Reprint the entries without altering anything.
-- MATERIAL PROVIDED follows --
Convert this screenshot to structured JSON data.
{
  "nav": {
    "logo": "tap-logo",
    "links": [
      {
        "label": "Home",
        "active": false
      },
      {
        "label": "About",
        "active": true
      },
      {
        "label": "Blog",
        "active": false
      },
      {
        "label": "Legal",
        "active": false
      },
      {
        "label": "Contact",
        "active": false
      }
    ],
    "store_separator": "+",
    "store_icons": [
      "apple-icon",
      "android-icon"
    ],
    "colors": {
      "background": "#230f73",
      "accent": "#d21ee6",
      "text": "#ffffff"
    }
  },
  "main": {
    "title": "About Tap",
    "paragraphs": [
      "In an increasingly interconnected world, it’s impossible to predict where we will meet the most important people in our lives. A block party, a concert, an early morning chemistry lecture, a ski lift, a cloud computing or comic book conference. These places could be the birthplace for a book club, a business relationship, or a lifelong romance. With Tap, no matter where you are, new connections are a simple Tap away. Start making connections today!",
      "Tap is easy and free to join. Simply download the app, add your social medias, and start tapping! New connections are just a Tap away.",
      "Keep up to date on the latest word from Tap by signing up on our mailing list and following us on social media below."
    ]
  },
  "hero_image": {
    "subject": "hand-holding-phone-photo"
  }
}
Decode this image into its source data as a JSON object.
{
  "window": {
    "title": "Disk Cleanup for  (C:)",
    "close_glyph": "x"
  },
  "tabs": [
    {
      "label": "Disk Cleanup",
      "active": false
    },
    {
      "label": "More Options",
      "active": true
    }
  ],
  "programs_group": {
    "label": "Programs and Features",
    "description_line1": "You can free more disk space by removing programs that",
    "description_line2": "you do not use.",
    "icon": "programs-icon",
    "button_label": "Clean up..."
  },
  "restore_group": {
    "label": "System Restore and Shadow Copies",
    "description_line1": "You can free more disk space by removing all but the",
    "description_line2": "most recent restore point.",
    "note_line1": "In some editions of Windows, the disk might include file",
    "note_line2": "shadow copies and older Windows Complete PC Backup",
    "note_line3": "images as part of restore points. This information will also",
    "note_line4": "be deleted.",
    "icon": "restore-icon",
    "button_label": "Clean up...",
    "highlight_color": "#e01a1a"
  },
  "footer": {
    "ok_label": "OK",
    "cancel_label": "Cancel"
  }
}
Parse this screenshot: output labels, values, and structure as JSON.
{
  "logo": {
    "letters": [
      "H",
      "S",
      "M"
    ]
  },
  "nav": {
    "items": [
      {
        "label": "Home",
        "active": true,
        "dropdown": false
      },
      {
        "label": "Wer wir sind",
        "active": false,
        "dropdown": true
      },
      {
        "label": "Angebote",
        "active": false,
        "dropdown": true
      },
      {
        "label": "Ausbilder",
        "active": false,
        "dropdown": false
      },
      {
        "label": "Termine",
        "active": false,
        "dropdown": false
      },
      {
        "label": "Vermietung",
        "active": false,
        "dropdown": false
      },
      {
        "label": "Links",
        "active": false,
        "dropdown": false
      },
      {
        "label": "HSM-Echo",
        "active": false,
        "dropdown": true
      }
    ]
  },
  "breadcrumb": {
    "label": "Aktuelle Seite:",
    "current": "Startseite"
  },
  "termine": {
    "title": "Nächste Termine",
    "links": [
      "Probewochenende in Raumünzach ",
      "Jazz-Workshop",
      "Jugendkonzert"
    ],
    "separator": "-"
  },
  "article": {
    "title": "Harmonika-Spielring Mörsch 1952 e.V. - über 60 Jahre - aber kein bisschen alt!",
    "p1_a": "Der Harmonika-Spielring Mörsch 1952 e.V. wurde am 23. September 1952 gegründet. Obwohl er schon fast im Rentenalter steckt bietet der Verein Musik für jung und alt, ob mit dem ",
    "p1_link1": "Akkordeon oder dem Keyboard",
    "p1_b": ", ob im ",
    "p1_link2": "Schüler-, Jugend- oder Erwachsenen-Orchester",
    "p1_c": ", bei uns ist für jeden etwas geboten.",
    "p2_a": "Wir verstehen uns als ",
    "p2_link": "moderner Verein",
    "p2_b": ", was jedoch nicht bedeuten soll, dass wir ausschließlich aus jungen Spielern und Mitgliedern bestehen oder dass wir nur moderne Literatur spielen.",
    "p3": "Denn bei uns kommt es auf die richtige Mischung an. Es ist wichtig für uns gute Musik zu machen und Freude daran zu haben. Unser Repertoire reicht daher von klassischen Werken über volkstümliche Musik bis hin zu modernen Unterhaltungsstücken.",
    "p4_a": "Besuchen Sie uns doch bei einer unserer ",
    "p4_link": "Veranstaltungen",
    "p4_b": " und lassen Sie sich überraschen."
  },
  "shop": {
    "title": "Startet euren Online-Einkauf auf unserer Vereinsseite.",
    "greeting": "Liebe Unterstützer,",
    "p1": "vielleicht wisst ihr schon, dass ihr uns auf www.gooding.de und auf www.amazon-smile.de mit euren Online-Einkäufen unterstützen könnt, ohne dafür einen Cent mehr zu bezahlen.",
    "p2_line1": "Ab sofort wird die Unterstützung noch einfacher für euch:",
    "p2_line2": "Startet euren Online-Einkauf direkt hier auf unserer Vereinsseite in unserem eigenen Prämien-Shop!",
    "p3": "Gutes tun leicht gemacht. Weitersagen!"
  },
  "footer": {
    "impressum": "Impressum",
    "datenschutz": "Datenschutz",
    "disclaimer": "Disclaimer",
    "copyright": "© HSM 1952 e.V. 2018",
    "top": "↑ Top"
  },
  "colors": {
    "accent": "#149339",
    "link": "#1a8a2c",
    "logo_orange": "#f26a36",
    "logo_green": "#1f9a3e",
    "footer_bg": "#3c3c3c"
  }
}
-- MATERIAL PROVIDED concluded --
- _EXERCISE RESPONSE_
Convert this screenshot to structured JSON data.
{
  "nav": {
    "logo": "tap-logo",
    "links": [
      {
        "label": "Home",
        "active": false
      },
      {
        "label": "About",
        "active": true
      },
      {
        "label": "Blog",
        "active": false
      },
      {
        "label": "Legal",
        "active": false
      },
      {
        "label": "Contact",
        "active": false
      }
    ],
    "store_separator": "+",
    "store_icons": [
      "apple-icon",
      "android-icon"
    ],
    "colors": {
      "background": "#230f73",
      "accent": "#d21ee6",
      "text": "#ffffff"
    }
  },
  "main": {
    "title": "About Tap",
    "paragraphs": [
      "In an increasingly interconnected world, it’s impossible to predict where we will meet the most important people in our lives. A block party, a concert, an early morning chemistry lecture, a ski lift, a cloud computing or comic book conference. These places could be the birthplace for a book club, a business relationship, or a lifelong romance. With Tap, no matter where you are, new connections are a simple Tap away. Start making connections today!",
      "Tap is easy and free to join. Simply download the app, add your social medias, and start tapping! New connections are just a Tap away.",
      "Keep up to date on the latest word from Tap by signing up on our mailing list and following us on social media below."
    ]
  },
  "hero_image": {
    "subject": "hand-holding-phone-photo"
  }
}
Decode this image into its source data as a JSON object.
{
  "window": {
    "title": "Disk Cleanup for  (C:)",
    "close_glyph": "x"
  },
  "tabs": [
    {
      "label": "Disk Cleanup",
      "active": false
    },
    {
      "label": "More Options",
      "active": true
    }
  ],
  "programs_group": {
    "label": "Programs and Features",
    "description_line1": "You can free more disk space by removing programs that",
    "description_line2": "you do not use.",
    "icon": "programs-icon",
    "button_label": "Clean up..."
  },
  "restore_group": {
    "label": "System Restore and Shadow Copies",
    "description_line1": "You can free more disk space by removing all but the",
    "description_line2": "most recent restore point.",
    "note_line1": "In some editions of Windows, the disk might include file",
    "note_line2": "shadow copies and older Windows Complete PC Backup",
    "note_line3": "images as part of restore points. This information will also",
    "note_line4": "be deleted.",
    "icon": "restore-icon",
    "button_label": "Clean up...",
    "highlight_color": "#e01a1a"
  },
  "footer": {
    "ok_label": "OK",
    "cancel_label": "Cancel"
  }
}
Parse this screenshot: output labels, values, and structure as JSON.
{
  "logo": {
    "letters": [
      "H",
      "S",
      "M"
    ]
  },
  "nav": {
    "items": [
      {
        "label": "Home",
        "active": true,
        "dropdown": false
      },
      {
        "label": "Wer wir sind",
        "active": false,
        "dropdown": true
      },
      {
        "label": "Angebote",
        "active": false,
        "dropdown": true
      },
      {
        "label": "Ausbilder",
        "active": false,
        "dropdown": false
      },
      {
        "label": "Termine",
        "active": false,
        "dropdown": false
      },
      {
        "label": "Vermietung",
        "active": false,
        "dropdown": false
      },
      {
        "label": "Links",
        "active": false,
        "dropdown": false
      },
      {
        "label": "HSM-Echo",
        "active": false,
        "dropdown": true
      }
    ]
  },
  "breadcrumb": {
    "label": "Aktuelle Seite:",
    "current": "Startseite"
  },
  "termine": {
    "title": "Nächste Termine",
    "links": [
      "Probewochenende in Raumünzach ",
      "Jazz-Workshop",
      "Jugendkonzert"
    ],
    "separator": "-"
  },
  "article": {
    "title": "Harmonika-Spielring Mörsch 1952 e.V. - über 60 Jahre - aber kein bisschen alt!",
    "p1_a": "Der Harmonika-Spielring Mörsch 1952 e.V. wurde am 23. September 1952 gegründet. Obwohl er schon fast im Rentenalter steckt bietet der Verein Musik für jung und alt, ob mit dem ",
    "p1_link1": "Akkordeon oder dem Keyboard",
    "p1_b": ", ob im ",
    "p1_link2": "Schüler-, Jugend- oder Erwachsenen-Orchester",
    "p1_c": ", bei uns ist für jeden etwas geboten.",
    "p2_a": "Wir verstehen uns als ",
    "p2_link": "moderner Verein",
    "p2_b": ", was jedoch nicht bedeuten soll, dass wir ausschließlich aus jungen Spielern und Mitgliedern bestehen oder dass wir nur moderne Literatur spielen.",
    "p3": "Denn bei uns kommt es auf die richtige Mischung an. Es ist wichtig für uns gute Musik zu machen und Freude daran zu haben. Unser Repertoire reicht daher von klassischen Werken über volkstümliche Musik bis hin zu modernen Unterhaltungsstücken.",
    "p4_a": "Besuchen Sie uns doch bei einer unserer ",
    "p4_link": "Veranstaltungen",
    "p4_b": " und lassen Sie sich überraschen."
  },
  "shop": {
    "title": "Startet euren Online-Einkauf auf unserer Vereinsseite.",
    "greeting": "Liebe Unterstützer,",
    "p1": "vielleicht wisst ihr schon, dass ihr uns auf www.gooding.de und auf www.amazon-smile.de mit euren Online-Einkäufen unterstützen könnt, ohne dafür einen Cent mehr zu bezahlen.",
    "p2_line1": "Ab sofort wird die Unterstützung noch einfacher für euch:",
    "p2_line2": "Startet euren Online-Einkauf direkt hier auf unserer Vereinsseite in unserem eigenen Prämien-Shop!",
    "p3": "Gutes tun leicht gemacht. Weitersagen!"
  },
  "footer": {
    "impressum": "Impressum",
    "datenschutz": "Datenschutz",
    "disclaimer": "Disclaimer",
    "copyright": "© HSM 1952 e.V. 2018",
    "top": "↑ Top"
  },
  "colors": {
    "accent": "#149339",
    "link": "#1a8a2c",
    "logo_orange": "#f26a36",
    "logo_green": "#1f9a3e",
    "footer_bg": "#3c3c3c"
  }
}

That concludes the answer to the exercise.